Defense/Special Teams to Monitor
New Orleans Saints
Owned in 13 percent of leagues
Who would have thought we would be saying this at this point of the season? Rob Ryan has made this subpar defense a factor in fantasy leagues. Also, they draw the Arizona Cardinals at home. Carson Palmer has been error prone in his career, so a defensive score is possible this week.
Even if you cannot trust the Saints in your lineup just yet, Ryan can make this unit viable in favorable matchups down the road.
Defense/Special Teams to Ignore
Kansas City Chiefs
Owned in 40 percent of leagues
The Chiefs have been a revelation amid their 2-0 start, but a matchup looming against the uptempo Chip Kelly Eagles attack is not one you should be trusting a marginal unit in. The Eagles are going to put up points much better than the Jags or even the Cowboys did, particularly at home.
Philip Rivers stole the fantasy show in Week 2, but Nick Novak put the exclamation point on it for the Chargers.
Kickers to Add
Nick Novak, San Diego Chargers
Owned in seven percent of leagues
It is a Chargers week on the waiver wire! Novak is a legit threat and getting the benefit of what is now a legitimately potent Philip Rivers-led offense. Novak has been a fantasy starting kicker before, so consider his 4-of-4, three extra-point performance a sign of more fantasy goodness to come.
Steven Hauschka, Seattle Seahawks
Owned in 33 percent of leagues
The Seahawks have a blowout looming with the Jags, so consider Hauschka a must-add and must-start kicker in all leagues.

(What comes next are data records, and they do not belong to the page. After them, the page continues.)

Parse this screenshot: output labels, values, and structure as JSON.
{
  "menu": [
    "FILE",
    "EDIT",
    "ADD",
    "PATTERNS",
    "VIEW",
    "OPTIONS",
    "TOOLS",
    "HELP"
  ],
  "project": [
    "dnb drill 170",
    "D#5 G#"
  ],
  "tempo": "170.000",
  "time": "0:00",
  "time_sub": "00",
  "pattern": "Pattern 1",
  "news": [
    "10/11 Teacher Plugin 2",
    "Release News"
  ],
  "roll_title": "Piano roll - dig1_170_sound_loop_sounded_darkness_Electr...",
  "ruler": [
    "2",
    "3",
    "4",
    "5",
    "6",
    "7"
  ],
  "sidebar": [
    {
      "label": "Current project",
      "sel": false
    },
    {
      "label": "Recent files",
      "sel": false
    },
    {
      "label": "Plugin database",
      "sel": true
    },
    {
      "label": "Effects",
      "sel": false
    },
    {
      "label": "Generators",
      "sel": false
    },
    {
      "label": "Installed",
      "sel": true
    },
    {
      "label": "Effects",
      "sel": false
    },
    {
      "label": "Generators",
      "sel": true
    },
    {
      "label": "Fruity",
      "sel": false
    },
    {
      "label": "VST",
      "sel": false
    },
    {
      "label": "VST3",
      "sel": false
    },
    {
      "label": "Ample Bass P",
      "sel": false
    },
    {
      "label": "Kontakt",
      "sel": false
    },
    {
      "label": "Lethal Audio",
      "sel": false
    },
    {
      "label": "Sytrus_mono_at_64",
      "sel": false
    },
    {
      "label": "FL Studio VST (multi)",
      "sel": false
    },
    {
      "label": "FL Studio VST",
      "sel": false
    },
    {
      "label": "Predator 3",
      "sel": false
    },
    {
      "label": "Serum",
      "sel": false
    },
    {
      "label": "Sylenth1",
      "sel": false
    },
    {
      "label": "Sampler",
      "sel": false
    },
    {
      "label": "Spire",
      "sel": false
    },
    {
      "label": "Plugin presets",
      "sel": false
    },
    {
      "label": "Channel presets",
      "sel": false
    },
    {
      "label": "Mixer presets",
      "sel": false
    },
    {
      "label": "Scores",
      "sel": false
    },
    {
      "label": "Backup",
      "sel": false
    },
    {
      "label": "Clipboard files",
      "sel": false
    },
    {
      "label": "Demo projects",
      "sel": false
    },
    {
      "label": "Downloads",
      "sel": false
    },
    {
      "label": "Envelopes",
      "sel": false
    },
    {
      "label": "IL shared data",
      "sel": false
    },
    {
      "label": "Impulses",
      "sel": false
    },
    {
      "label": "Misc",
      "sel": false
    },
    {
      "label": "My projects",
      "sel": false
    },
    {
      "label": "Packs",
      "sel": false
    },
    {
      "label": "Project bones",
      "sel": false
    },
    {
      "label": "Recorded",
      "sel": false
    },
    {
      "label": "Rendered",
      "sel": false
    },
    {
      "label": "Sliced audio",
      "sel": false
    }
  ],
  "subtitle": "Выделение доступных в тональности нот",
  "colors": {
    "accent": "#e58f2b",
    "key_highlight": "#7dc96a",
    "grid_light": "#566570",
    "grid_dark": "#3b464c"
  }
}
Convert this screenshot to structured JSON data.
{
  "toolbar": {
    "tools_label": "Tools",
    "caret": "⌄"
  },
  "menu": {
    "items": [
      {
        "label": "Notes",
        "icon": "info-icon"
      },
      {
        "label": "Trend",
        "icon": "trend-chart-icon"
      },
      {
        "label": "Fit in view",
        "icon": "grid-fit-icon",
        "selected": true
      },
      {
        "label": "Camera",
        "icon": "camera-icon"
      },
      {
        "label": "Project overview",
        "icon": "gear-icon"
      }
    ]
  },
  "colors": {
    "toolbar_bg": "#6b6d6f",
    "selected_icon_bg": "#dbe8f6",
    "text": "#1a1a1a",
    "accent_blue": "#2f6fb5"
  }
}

In fact, he might be the most promising kicker in all of fantasy in Week 3. The Seahawks can make him a set-it-and-forget-it kicker.
Alex Henery, Philadelphia Eagles
Owned in 38 percent of leagues
Speaking of beneficiaries of potent offenses, Henery has that with Chip Kelly's attack, especially as long as Michael Vick and LeSean McCoy perform like fantasy monsters. Henery will be good for another double-digit effort Thursday night against the Chiefs.
Kicker to Monitor
Randy Bullock, Houston Texans
Owned in 77 percent of leagues
The first-year kicker is not someone to monitor because of his performance as much as the lack thereof. He missed three field goals, and the Texans might consider making a change. The Texans are the type of potent offense that relies on the run and playing solid defense, which combine to make a kicker intriguing in fantasy. The Texans kicker, whoever it is, will become fantasy viable this season.
Kicker to Ignore
Jay Feely, Arizona Cardinals
Owned in 8 percent of leagues
The Cardinals like Feely so much they brought in extra competition for him in training camp. Feely won out and wound up nailing all four of his field-goal attempts in Week 2, but he won't rate as a top-20, much less a top-12, fantasy kicker by season's end.
Eric Mack, one of the giants among fantasy writers, is the Fantasy Football Lead Writer for Bleacher Report this season. Follow him on Twitter, where you can ask him endless questions about your team, rip him for his content and even challenge him to a head-to-head fantasy game. You can also listen to him on his podcast that he deprecatingly dubbed the Fantasy FatCast.